• [EXERCISE PROMPT]:
Count only the lines of the records that hold "trigo", then give the number without any other words.

• [RECORD EXCERPTS]:
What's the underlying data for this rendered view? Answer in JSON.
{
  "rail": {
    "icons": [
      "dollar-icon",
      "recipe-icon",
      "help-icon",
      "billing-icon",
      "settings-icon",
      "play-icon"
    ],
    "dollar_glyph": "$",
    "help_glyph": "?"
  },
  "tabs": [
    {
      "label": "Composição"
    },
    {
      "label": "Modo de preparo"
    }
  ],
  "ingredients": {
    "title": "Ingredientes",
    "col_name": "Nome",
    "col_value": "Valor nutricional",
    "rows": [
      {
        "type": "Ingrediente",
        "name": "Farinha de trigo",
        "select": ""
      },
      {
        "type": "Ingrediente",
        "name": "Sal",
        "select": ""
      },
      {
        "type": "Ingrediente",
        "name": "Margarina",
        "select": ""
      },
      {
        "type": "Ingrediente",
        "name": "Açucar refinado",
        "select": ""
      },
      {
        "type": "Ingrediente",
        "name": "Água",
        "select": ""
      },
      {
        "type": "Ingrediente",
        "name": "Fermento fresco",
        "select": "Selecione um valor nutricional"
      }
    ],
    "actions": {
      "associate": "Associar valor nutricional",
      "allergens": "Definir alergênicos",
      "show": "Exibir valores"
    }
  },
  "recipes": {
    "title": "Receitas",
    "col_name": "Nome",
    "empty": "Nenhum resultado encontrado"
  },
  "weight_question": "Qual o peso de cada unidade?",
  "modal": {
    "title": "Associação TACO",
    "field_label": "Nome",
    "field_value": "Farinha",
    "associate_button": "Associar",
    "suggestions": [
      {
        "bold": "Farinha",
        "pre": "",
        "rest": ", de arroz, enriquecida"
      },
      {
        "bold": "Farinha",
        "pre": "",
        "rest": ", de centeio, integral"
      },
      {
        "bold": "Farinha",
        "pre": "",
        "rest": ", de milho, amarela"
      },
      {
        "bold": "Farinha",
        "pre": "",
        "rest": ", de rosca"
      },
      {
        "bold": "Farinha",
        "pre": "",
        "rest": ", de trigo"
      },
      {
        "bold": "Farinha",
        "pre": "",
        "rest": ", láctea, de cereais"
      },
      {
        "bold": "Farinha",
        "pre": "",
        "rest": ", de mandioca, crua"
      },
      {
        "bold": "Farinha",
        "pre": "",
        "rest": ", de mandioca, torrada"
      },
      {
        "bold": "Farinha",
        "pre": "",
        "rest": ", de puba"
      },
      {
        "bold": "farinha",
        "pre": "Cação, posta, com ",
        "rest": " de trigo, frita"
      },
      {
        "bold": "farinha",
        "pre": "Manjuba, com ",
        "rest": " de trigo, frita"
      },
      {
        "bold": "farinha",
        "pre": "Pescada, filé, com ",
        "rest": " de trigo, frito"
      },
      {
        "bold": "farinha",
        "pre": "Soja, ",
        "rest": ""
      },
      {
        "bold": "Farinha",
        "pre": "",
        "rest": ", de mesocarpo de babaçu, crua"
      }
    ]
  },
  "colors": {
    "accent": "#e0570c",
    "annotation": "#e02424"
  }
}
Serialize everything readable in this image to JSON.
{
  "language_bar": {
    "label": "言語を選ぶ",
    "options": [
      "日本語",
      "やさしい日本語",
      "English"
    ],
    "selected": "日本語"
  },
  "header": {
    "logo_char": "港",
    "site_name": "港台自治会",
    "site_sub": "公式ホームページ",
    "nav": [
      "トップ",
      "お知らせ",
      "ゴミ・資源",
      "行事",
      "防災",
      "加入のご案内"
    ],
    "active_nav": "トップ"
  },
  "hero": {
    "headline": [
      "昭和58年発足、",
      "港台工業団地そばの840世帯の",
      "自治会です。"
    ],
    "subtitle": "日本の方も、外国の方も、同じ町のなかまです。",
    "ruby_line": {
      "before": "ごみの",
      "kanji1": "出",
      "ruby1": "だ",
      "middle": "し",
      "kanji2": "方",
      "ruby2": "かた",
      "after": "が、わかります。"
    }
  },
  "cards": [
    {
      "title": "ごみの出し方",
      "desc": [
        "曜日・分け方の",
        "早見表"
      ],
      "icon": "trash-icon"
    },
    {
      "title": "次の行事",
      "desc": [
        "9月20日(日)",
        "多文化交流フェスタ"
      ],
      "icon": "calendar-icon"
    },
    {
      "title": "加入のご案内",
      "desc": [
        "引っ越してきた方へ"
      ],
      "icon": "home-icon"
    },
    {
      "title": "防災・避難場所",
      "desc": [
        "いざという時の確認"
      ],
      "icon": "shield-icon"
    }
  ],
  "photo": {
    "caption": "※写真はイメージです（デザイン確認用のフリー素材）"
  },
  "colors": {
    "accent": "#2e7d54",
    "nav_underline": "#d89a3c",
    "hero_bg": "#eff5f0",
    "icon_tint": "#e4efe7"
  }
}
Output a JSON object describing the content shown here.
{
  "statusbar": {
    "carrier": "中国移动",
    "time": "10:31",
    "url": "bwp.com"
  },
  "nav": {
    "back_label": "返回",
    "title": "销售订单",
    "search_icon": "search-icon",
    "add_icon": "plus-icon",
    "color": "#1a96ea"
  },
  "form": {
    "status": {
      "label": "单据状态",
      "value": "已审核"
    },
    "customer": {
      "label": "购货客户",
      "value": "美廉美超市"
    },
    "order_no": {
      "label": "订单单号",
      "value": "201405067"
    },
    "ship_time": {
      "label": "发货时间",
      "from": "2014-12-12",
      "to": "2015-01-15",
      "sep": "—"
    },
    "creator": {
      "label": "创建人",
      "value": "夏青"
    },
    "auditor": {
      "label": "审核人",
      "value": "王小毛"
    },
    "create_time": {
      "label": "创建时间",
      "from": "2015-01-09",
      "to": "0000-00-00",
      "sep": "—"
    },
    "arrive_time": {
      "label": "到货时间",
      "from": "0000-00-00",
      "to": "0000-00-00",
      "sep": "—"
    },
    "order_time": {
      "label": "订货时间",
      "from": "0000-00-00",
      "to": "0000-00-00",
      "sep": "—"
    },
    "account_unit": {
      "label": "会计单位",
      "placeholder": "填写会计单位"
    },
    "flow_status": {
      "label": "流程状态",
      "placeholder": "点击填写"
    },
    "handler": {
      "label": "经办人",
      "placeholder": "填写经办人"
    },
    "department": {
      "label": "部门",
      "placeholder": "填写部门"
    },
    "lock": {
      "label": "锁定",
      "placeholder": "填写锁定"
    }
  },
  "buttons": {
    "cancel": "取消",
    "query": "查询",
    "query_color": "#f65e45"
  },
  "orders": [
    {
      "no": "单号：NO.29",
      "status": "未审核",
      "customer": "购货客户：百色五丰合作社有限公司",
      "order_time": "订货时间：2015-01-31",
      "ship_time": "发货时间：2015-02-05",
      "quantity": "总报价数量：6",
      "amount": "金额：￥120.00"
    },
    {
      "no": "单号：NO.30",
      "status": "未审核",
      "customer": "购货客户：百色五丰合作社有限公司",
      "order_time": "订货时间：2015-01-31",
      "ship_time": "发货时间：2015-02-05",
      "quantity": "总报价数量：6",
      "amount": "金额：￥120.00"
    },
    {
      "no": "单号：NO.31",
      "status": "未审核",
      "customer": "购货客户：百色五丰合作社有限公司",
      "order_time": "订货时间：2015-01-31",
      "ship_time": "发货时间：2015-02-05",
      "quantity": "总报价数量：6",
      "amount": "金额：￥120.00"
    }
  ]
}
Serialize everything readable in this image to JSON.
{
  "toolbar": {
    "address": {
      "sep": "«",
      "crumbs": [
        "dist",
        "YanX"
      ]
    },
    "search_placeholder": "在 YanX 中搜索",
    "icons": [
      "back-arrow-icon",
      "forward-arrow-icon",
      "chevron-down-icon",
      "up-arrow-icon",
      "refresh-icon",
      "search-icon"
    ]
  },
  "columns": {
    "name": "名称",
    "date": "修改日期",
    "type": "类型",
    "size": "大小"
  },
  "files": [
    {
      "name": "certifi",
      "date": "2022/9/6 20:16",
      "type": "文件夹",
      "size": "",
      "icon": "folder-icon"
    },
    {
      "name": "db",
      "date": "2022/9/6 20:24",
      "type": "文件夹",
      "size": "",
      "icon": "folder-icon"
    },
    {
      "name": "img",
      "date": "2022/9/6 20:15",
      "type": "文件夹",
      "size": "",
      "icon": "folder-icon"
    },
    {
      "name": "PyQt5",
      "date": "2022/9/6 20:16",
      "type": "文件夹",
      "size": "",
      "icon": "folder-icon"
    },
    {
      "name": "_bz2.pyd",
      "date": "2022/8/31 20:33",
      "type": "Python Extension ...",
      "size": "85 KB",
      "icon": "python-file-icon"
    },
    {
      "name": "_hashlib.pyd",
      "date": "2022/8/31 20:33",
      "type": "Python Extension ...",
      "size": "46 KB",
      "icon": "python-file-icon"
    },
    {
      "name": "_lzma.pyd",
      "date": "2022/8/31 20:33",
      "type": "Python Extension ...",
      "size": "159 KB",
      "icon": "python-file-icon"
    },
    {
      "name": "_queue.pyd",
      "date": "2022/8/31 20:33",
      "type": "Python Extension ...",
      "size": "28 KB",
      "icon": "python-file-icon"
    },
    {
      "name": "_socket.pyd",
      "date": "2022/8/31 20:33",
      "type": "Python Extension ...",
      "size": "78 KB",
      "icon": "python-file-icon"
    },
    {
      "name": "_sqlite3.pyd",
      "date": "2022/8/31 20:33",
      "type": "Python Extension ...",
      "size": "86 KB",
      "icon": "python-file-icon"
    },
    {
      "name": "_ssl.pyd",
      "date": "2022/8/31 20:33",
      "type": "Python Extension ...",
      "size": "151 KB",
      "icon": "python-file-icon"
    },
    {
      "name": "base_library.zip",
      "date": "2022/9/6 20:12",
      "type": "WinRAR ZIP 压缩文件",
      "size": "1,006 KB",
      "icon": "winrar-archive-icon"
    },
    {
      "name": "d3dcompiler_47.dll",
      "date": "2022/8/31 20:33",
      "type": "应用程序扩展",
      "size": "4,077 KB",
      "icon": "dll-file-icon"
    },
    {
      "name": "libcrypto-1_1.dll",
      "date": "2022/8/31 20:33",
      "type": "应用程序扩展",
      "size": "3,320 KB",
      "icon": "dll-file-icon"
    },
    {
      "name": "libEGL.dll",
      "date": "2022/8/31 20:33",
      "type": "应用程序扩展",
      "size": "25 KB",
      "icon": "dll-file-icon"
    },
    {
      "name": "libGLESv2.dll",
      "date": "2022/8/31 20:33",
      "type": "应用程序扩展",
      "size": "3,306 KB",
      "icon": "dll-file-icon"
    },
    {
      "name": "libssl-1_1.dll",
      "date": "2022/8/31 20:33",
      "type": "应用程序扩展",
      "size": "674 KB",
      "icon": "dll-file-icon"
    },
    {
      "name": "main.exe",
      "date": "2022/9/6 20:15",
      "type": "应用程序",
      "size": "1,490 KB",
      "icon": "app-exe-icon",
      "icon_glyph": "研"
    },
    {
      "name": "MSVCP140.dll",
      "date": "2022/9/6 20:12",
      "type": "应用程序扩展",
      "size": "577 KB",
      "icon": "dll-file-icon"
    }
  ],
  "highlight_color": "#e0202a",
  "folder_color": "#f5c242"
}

• [TASK RESPONSE]:
5